1. Practice subnetting exercises: The more you practice, the more confident you will become in subnetting. Look for online resources or textbooks that provide subnetting exercises and challenges. By tackling a variety of scenarios, you will sharpen your skills and be prepared for real-world subnetting tasks.

2. Explore subnetting tools: Utilize subnet calculators, such as online tools or mobile apps, to automate the subnetting process. These tools can quickly generate subnet masks, network addresses, and broadcast addresses, saving you time and reducing the chances of errors.

3. Stay updated with industry standards: The world of networking is constantly evolving, and new technologies and protocols emerge regularly. Stay informed about the latest developments in IPv4 subnetting and LAN addressing, such as IPv6 transition mechanisms or advancements in network virtualization.

4. Engage in networking communities: Join online forums, social media groups, or attend networking events to connect with other professionals in the field. Engaging in discussions, sharing experiences, and seeking advice can enhance your knowledge and provide valuable insights into subnetting best practices.

Remember, mastering IPv4 subnetting and LAN addressing is an ongoing process. As you gain experience and encounter real-world scenarios, you will refine your skills and become more proficient in managing complex network infrastructures.

By investing time and effort into understanding and applying subnetting principles, you will be equipped with the expertise to design, troubleshoot, and optimize networks effectively. So, embrace the challenge, continue learning, and unlock the full potential of IPv4 subnetting and LAN addressing.

We hope you found our comprehensive guide on mastering IPv4 subnetting and LAN addressing helpful. Understanding these concepts is essential for anyone working in the field of networking or IT. By following the step-by-step explanations and examples provided in this blog post, you can confidently navigate the complexities of subnetting and effectively manage your LAN addressing.

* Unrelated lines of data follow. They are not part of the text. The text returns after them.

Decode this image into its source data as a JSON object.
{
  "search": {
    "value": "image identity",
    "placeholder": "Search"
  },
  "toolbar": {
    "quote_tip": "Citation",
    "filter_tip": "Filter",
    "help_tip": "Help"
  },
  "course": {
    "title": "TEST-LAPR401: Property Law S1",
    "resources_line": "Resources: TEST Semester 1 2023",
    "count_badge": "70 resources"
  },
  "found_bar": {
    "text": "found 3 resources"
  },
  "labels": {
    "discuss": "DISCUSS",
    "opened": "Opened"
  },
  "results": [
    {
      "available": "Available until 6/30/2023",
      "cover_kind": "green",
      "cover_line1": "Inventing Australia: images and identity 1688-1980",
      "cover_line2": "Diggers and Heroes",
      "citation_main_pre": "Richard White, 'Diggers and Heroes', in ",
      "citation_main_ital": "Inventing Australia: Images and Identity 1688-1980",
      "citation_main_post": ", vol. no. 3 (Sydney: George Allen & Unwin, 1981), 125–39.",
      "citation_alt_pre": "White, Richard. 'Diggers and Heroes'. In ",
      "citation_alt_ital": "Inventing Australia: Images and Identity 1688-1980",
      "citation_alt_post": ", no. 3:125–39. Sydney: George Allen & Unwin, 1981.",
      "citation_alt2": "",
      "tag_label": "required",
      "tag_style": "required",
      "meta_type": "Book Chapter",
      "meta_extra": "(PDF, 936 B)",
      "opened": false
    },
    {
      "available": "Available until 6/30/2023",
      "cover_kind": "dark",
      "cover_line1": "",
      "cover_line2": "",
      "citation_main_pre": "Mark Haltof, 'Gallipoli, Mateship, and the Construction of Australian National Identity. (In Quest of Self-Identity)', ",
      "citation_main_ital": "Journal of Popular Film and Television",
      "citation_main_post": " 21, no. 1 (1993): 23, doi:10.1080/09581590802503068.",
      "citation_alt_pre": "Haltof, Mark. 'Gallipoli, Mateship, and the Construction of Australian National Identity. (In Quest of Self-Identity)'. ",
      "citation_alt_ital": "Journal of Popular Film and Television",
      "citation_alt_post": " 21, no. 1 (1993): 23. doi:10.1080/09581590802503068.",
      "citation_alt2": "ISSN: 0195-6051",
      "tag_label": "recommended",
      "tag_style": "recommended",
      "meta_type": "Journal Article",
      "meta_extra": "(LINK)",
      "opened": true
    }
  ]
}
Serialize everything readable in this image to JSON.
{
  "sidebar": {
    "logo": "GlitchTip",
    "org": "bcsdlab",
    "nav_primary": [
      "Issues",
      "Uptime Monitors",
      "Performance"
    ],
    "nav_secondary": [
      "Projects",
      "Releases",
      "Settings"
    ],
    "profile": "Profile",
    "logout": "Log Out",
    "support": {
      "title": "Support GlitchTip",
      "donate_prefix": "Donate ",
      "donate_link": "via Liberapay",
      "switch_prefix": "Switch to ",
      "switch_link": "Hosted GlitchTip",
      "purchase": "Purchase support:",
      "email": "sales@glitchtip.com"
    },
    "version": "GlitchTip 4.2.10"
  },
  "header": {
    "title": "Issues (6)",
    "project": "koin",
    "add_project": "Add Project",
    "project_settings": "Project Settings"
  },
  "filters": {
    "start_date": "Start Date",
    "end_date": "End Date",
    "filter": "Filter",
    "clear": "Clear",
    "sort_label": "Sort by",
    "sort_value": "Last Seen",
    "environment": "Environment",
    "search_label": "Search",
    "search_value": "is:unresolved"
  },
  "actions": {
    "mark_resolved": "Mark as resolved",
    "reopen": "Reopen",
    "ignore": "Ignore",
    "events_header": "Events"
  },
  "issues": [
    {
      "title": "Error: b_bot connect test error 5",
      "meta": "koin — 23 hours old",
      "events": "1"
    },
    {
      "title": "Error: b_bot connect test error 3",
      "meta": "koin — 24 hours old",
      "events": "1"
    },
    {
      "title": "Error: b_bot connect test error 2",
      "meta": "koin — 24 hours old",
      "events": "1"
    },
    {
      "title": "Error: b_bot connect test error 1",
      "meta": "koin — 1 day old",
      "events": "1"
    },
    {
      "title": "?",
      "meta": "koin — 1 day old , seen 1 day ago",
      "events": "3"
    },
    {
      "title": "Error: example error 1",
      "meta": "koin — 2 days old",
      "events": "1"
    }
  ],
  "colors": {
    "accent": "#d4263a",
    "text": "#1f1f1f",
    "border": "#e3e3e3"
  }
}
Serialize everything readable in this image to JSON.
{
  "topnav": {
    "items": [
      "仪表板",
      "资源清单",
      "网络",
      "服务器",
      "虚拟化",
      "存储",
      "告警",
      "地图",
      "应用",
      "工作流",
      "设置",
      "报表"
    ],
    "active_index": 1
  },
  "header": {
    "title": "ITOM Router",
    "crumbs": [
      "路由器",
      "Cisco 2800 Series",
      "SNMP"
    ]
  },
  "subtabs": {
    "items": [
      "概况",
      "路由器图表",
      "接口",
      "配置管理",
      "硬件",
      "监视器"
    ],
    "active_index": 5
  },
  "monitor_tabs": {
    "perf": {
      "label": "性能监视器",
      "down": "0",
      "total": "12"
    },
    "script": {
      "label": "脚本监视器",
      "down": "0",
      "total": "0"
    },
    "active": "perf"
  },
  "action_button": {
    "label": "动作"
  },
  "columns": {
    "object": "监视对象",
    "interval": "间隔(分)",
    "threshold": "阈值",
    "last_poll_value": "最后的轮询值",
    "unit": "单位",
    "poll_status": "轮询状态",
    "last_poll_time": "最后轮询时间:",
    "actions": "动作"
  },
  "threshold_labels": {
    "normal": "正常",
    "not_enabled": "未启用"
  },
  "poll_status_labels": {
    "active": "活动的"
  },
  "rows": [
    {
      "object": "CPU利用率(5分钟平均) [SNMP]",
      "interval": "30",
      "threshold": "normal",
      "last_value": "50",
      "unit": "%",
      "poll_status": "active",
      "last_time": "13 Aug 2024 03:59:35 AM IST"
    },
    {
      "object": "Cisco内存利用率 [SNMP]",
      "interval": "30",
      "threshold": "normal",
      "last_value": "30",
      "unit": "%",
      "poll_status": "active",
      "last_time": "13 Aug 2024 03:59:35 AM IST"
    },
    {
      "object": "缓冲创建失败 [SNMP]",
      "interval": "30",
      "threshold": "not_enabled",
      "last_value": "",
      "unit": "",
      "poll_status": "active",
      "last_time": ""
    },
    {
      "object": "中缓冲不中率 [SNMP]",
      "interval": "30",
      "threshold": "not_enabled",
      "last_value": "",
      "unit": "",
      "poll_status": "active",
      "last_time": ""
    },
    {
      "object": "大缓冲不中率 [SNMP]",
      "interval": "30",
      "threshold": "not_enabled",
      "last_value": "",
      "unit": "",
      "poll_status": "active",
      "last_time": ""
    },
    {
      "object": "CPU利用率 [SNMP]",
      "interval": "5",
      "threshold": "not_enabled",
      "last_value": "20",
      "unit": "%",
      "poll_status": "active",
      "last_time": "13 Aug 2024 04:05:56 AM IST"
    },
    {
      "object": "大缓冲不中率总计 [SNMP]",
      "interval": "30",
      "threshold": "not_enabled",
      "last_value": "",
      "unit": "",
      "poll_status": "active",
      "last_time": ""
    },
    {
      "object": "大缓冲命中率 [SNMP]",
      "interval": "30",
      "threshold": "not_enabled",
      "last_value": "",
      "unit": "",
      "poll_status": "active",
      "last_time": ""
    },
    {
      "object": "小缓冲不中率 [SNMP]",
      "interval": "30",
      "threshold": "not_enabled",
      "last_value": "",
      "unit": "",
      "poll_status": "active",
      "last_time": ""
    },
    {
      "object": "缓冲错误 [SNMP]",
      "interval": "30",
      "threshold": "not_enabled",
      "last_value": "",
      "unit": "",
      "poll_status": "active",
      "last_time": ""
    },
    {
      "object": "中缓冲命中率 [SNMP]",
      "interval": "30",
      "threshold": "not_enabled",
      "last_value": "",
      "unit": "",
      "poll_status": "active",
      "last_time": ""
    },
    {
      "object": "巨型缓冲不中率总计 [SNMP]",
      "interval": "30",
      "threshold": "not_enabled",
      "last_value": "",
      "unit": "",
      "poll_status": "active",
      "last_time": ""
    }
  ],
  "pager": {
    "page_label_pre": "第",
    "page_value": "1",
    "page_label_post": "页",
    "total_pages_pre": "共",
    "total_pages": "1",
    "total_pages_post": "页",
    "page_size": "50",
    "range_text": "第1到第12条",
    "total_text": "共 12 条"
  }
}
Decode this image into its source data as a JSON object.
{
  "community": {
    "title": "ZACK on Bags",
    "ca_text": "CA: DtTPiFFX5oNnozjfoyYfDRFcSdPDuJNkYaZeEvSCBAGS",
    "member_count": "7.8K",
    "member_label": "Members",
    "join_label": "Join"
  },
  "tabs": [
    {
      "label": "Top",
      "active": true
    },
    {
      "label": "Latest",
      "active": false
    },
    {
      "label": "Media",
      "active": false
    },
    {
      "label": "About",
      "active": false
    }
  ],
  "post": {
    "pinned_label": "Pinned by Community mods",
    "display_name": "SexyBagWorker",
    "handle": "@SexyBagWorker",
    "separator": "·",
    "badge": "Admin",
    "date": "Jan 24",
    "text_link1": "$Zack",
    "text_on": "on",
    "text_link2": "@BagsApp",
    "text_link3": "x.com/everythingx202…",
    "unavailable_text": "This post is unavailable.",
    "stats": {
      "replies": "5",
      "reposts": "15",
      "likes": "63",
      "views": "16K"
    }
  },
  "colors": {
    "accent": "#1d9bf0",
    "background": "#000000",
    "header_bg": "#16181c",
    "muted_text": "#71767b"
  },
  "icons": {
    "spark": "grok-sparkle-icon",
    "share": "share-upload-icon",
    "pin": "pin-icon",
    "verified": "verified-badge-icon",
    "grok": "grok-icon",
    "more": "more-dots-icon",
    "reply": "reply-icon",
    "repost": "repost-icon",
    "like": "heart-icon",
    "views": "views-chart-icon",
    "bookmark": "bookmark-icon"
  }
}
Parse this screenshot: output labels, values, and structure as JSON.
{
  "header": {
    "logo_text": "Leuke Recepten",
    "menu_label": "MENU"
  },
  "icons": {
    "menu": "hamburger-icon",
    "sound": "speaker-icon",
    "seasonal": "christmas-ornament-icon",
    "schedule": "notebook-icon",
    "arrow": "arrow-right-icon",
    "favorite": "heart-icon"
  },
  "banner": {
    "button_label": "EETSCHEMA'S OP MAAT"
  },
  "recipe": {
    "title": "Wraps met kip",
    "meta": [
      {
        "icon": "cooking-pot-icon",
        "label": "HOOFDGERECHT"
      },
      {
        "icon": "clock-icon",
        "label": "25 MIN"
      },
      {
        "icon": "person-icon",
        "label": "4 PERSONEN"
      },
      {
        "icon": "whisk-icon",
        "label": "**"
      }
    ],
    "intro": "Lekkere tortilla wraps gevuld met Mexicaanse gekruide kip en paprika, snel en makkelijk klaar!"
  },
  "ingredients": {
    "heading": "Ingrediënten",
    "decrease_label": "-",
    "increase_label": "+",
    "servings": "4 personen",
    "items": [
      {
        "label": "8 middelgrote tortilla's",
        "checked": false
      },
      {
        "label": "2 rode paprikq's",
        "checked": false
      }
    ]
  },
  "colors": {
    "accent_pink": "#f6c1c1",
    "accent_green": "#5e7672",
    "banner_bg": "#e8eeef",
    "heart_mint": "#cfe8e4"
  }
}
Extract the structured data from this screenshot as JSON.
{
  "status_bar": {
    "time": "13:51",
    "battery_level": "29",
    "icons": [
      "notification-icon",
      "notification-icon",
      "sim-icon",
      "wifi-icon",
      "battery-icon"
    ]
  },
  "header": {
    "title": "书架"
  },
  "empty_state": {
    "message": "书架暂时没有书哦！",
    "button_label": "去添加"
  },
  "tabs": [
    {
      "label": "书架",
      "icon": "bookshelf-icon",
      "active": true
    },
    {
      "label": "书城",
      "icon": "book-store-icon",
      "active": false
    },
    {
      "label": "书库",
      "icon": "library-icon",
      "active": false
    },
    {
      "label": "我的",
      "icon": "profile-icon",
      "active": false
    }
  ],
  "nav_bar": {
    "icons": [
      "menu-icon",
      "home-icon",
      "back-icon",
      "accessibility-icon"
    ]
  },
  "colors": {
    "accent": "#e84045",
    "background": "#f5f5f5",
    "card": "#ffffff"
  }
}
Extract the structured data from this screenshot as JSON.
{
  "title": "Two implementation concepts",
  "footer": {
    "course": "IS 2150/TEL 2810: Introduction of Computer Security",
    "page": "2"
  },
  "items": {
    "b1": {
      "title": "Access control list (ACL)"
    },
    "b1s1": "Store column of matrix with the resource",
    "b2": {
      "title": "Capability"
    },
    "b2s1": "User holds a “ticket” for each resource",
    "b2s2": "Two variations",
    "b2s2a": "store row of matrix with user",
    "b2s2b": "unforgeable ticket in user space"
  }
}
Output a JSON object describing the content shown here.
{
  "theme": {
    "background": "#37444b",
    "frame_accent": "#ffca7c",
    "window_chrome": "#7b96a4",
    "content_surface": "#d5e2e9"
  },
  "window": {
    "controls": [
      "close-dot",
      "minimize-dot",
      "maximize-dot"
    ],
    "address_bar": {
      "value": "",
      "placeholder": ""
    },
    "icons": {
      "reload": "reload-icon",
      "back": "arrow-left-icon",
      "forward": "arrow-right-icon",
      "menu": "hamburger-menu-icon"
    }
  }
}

Whether you're a beginner or looking to refresh your knowledge, this guide has equipped you with the tools you need to become a subnetting expert. Happy subnetting!